Excerpts from a dataset:

········

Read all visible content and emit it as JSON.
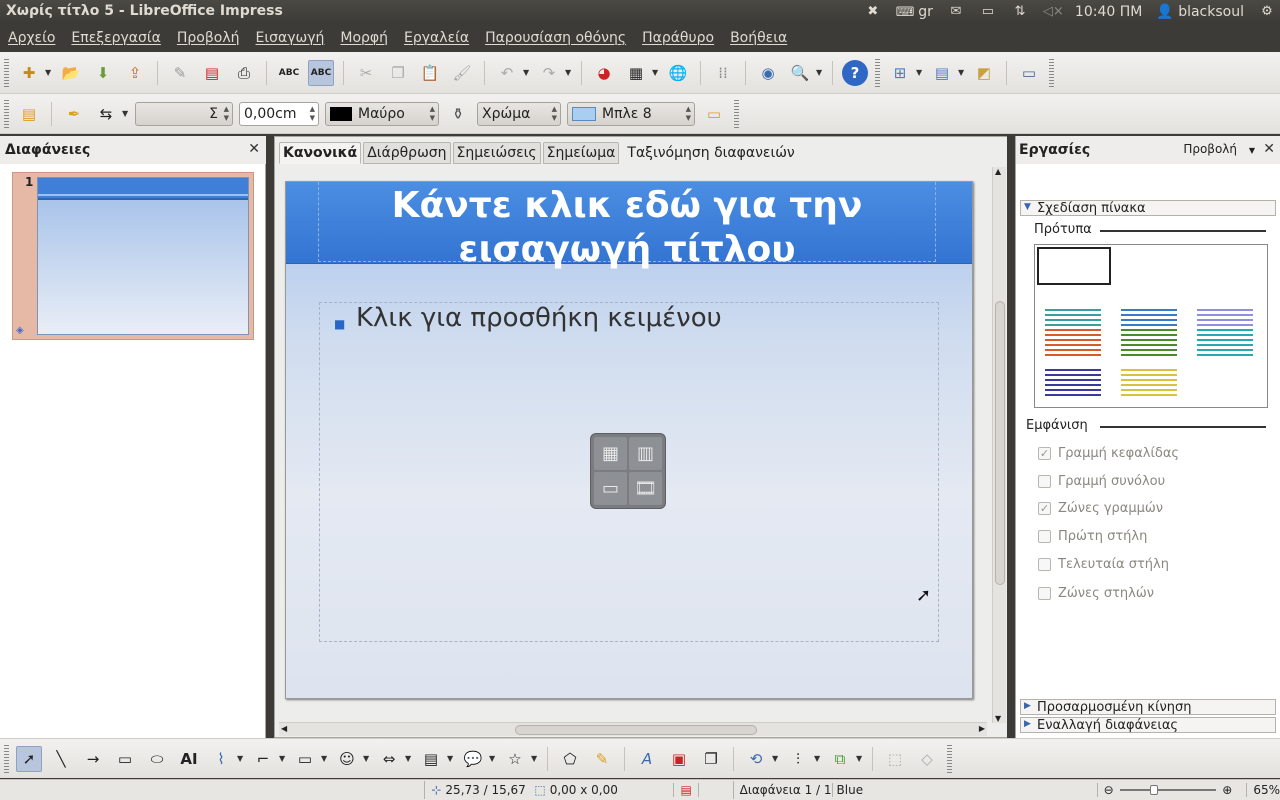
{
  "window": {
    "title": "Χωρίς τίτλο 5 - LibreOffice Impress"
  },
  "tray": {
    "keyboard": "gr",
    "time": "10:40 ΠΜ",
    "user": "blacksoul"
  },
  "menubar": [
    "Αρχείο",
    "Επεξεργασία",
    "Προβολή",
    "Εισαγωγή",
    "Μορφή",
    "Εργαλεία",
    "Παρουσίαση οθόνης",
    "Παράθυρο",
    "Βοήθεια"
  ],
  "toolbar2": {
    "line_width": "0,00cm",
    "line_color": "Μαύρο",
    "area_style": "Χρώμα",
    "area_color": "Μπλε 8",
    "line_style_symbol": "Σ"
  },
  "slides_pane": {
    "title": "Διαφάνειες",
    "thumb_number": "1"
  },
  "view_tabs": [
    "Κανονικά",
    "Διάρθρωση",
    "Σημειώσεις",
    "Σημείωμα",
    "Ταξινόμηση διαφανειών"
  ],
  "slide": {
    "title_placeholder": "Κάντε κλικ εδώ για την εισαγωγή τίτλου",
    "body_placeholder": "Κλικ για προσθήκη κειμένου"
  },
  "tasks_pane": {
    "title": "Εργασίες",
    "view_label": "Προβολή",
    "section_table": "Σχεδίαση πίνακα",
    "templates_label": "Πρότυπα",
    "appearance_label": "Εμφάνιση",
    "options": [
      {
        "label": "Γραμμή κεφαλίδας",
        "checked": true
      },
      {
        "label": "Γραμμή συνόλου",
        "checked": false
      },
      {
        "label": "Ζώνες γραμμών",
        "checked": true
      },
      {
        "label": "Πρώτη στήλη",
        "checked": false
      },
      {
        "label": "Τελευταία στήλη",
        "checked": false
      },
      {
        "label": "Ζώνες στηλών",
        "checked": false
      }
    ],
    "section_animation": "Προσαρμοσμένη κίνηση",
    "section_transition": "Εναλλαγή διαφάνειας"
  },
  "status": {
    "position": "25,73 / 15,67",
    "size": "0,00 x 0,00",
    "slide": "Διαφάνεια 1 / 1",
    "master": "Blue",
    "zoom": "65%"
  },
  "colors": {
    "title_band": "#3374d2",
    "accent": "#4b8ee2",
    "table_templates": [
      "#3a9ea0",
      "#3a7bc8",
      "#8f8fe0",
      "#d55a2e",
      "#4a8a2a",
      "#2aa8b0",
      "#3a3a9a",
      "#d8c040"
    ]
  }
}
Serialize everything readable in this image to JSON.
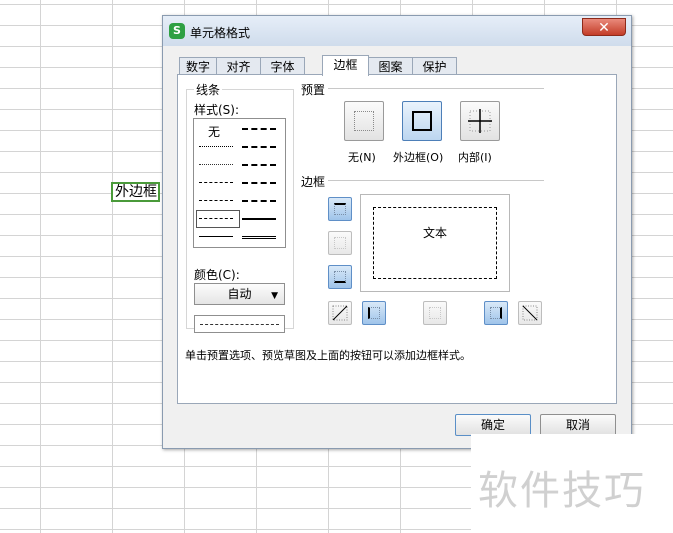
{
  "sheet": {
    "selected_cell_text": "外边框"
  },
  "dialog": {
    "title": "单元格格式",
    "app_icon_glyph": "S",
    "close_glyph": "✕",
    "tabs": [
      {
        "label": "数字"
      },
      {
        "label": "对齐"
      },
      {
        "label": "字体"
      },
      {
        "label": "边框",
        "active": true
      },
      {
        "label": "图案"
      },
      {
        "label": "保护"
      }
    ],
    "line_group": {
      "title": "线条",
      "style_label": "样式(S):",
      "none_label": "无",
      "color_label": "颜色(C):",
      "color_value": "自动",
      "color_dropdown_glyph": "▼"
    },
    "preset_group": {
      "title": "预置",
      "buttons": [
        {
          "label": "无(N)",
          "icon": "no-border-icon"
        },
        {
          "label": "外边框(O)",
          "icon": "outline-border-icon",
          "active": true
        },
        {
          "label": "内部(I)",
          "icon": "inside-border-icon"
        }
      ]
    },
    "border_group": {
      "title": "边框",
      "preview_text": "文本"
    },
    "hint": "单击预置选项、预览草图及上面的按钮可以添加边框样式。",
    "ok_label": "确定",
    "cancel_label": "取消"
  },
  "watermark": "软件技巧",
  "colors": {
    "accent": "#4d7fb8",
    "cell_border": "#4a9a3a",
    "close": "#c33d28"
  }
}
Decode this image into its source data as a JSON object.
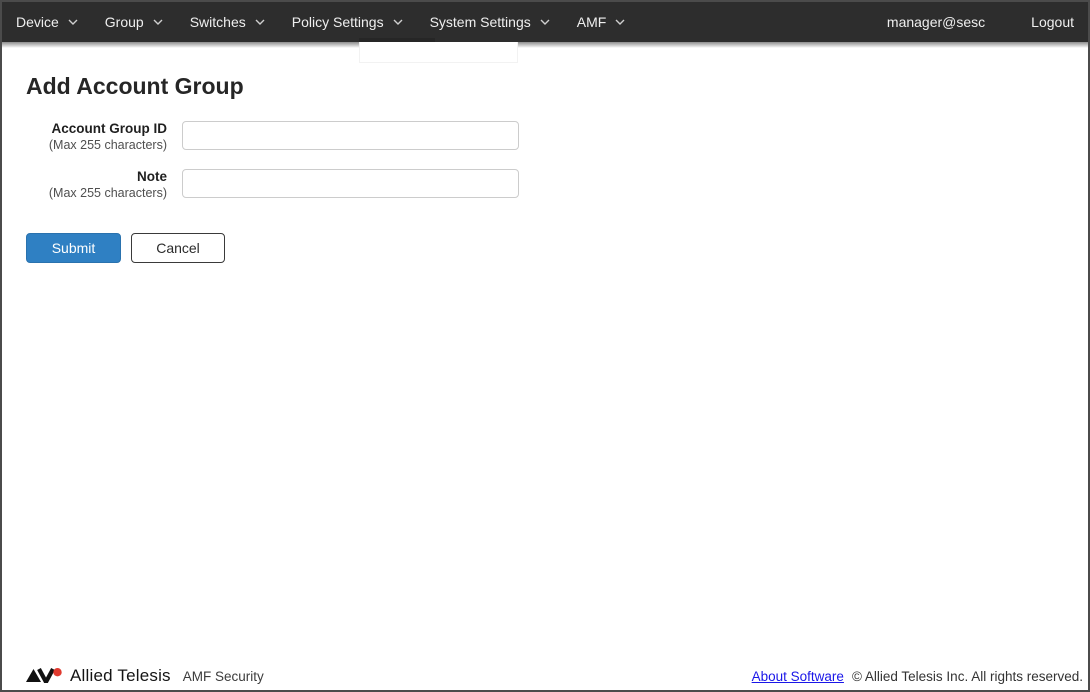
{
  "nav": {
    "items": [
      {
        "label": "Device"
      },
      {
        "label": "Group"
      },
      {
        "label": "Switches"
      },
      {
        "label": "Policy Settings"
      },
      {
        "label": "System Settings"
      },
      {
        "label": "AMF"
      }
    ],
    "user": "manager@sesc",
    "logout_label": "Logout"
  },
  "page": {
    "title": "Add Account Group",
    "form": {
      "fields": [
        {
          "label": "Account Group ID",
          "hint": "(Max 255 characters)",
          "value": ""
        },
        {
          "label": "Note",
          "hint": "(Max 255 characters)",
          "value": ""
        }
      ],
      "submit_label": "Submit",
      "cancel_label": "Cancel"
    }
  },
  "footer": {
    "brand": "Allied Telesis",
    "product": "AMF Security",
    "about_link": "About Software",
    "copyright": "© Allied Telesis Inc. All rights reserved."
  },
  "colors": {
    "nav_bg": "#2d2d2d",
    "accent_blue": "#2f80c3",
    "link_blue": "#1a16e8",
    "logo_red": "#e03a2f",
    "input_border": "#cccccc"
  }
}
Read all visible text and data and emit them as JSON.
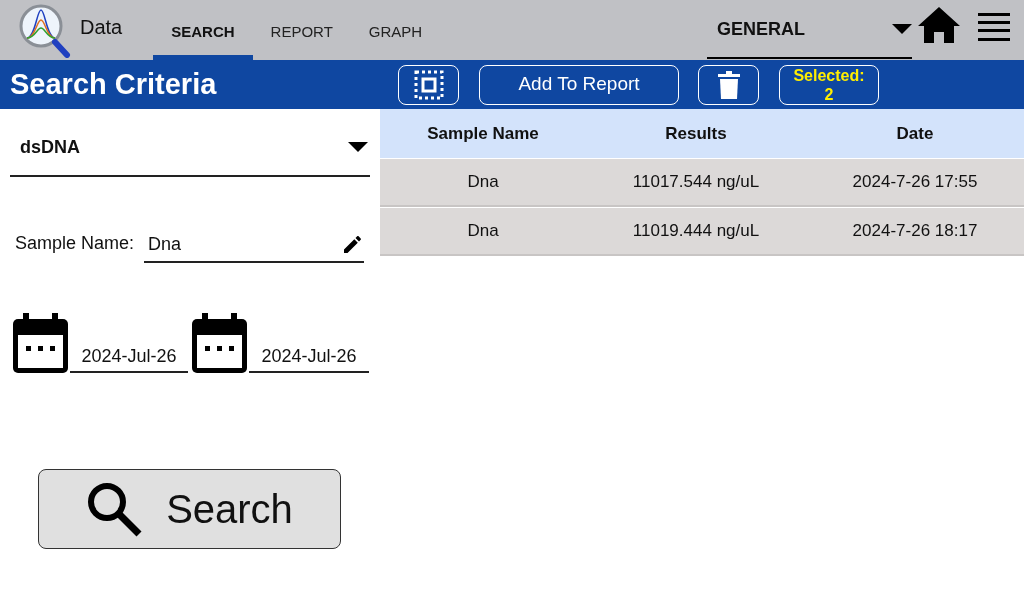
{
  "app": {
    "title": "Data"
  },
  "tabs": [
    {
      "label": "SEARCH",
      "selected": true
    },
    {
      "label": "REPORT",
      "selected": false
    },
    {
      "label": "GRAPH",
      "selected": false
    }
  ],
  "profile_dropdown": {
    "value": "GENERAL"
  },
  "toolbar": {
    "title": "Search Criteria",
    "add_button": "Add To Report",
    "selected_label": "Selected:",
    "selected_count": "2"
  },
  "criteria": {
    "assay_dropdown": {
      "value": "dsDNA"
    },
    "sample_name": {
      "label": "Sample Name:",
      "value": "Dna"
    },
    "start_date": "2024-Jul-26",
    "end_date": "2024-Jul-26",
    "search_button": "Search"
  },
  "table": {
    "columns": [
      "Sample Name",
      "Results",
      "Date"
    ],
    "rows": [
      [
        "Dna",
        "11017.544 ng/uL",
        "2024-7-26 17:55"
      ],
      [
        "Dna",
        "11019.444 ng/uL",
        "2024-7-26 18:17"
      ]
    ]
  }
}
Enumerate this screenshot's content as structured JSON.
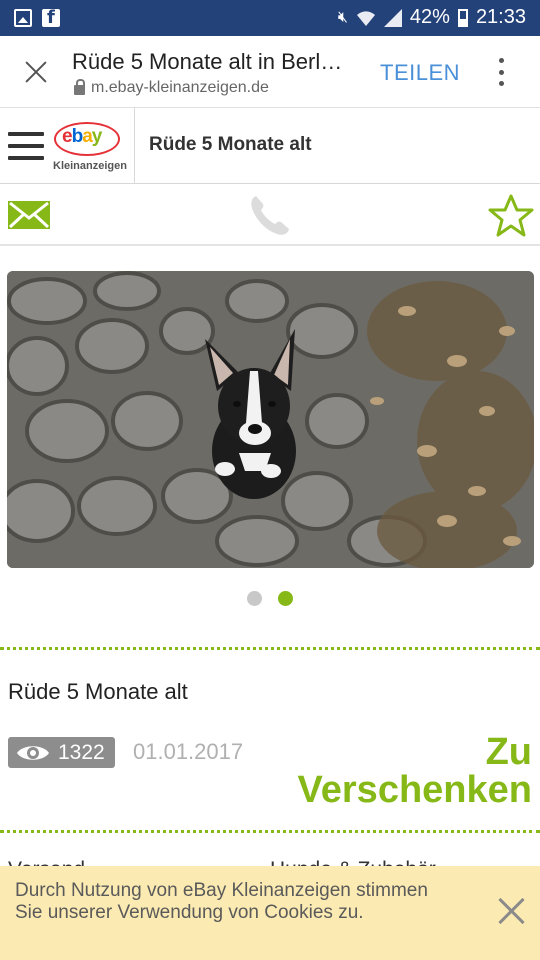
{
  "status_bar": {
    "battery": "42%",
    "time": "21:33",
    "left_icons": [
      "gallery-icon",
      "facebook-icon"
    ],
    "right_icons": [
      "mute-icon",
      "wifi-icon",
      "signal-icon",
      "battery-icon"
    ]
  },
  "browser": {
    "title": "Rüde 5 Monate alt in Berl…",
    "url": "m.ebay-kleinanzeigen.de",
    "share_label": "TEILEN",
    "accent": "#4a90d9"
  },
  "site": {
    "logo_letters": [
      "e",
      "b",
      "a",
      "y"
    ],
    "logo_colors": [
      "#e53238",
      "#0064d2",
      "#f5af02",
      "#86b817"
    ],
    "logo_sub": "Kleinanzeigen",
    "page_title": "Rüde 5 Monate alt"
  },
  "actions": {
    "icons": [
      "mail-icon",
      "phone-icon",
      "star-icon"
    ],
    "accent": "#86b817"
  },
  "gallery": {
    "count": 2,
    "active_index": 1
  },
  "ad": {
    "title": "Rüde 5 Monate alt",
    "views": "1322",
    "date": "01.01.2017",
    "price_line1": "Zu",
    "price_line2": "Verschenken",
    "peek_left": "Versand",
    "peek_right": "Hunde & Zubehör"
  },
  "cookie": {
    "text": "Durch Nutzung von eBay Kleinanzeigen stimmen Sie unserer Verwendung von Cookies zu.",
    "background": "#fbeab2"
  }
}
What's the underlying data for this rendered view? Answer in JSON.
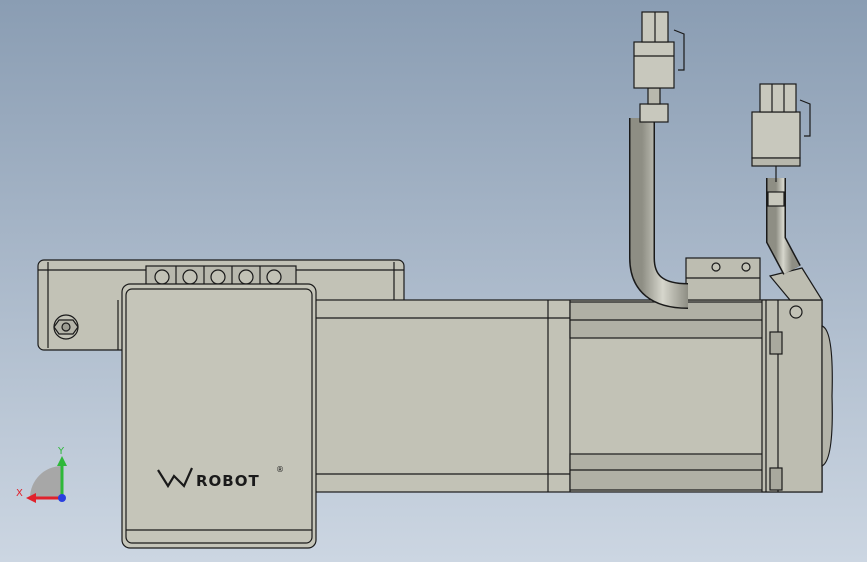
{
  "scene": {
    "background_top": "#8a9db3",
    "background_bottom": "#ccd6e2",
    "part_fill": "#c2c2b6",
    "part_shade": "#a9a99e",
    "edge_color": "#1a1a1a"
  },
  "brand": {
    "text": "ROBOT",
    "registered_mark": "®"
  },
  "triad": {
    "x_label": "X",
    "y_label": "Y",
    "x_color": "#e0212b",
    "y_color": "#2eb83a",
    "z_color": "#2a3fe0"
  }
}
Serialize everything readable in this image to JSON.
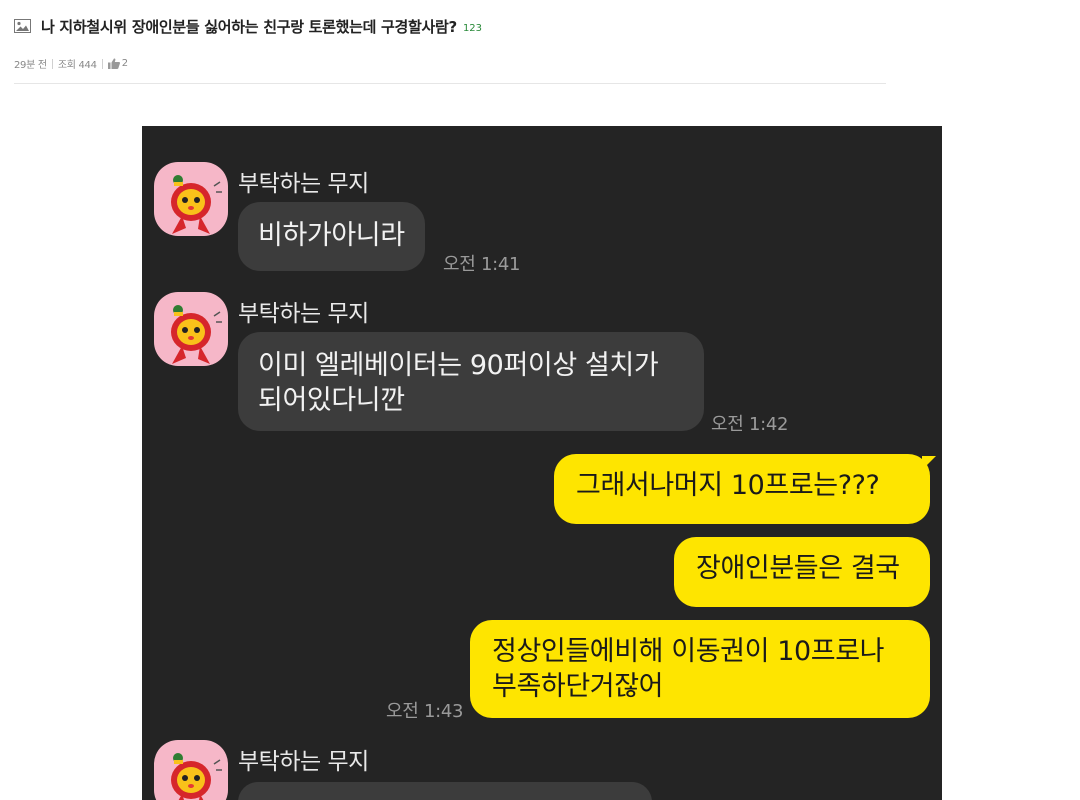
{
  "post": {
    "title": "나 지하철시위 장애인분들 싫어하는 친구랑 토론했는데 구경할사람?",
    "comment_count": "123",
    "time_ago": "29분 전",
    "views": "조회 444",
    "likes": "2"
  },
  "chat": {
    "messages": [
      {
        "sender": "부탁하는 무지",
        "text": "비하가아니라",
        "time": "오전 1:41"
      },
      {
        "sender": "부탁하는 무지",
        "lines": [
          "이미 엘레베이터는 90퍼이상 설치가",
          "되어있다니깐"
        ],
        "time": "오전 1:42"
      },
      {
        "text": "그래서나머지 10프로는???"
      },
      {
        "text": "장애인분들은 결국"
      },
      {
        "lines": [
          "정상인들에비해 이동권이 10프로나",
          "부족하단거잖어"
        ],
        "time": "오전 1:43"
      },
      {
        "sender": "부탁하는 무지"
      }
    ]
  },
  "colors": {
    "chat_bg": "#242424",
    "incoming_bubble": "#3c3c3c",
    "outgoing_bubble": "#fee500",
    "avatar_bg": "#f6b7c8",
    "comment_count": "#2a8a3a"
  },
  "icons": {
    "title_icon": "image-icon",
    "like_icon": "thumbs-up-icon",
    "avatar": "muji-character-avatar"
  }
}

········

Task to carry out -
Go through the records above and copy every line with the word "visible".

Your response -
Read all visible content and emit it as JSON.
Read all visible text and data and emit them as JSON.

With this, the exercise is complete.